Problem statement
Among the entries below, count each line holding the word "JSON". Write only the number.

Dataset rows for apps and sites
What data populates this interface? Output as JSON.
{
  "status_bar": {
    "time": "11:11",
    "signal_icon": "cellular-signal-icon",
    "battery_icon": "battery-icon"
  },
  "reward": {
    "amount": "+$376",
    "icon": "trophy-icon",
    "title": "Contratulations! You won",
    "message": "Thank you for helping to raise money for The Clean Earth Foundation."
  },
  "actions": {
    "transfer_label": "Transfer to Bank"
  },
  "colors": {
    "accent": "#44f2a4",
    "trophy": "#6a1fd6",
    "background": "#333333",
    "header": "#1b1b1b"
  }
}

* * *

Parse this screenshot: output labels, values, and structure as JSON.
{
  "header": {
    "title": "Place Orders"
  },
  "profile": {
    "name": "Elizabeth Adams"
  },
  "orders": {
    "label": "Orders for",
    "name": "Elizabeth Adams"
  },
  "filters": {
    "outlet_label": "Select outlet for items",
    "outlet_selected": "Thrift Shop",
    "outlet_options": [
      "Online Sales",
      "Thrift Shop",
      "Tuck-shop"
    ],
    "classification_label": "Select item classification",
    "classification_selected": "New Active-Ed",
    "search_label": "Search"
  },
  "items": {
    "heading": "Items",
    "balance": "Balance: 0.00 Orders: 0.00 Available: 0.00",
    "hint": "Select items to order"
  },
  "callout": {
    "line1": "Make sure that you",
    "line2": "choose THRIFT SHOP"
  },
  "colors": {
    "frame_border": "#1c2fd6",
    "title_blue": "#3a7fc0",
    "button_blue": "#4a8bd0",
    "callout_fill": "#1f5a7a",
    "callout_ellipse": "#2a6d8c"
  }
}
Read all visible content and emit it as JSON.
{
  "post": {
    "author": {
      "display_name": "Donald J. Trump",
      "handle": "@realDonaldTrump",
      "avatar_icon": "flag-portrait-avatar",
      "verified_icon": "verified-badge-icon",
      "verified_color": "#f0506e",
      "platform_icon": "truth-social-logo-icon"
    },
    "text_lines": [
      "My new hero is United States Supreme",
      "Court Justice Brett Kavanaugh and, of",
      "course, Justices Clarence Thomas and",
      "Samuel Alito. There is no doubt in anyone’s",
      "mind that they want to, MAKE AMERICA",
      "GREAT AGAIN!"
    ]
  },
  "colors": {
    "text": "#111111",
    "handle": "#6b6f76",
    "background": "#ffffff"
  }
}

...

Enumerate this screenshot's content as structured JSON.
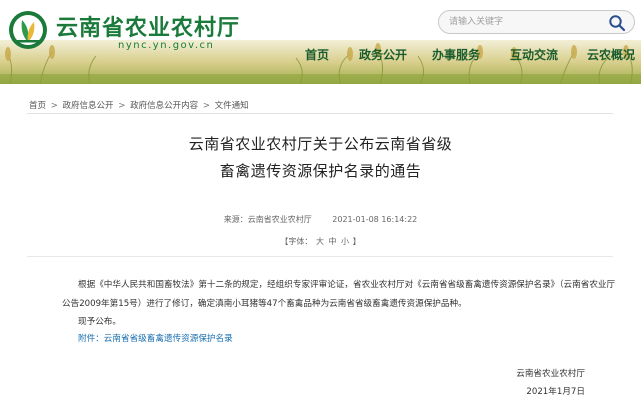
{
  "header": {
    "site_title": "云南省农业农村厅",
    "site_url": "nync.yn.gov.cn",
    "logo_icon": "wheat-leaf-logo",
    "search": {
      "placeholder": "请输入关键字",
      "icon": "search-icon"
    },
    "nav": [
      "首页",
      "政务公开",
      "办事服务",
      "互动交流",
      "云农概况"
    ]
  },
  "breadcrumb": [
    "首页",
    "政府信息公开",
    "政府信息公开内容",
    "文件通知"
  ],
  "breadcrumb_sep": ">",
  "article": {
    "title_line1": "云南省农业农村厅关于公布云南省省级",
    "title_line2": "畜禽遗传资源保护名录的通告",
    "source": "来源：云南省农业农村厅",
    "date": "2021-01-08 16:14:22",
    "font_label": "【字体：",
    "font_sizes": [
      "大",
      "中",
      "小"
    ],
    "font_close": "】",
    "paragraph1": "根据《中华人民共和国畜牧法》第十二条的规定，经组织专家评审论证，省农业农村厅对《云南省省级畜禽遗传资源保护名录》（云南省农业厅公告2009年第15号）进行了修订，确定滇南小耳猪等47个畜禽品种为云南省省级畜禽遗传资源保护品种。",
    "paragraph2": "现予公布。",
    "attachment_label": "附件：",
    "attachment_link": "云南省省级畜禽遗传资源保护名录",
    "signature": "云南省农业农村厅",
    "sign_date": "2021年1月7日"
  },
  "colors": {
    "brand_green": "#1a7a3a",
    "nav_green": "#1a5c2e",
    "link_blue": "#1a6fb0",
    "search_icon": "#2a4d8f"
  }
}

Result for this task
4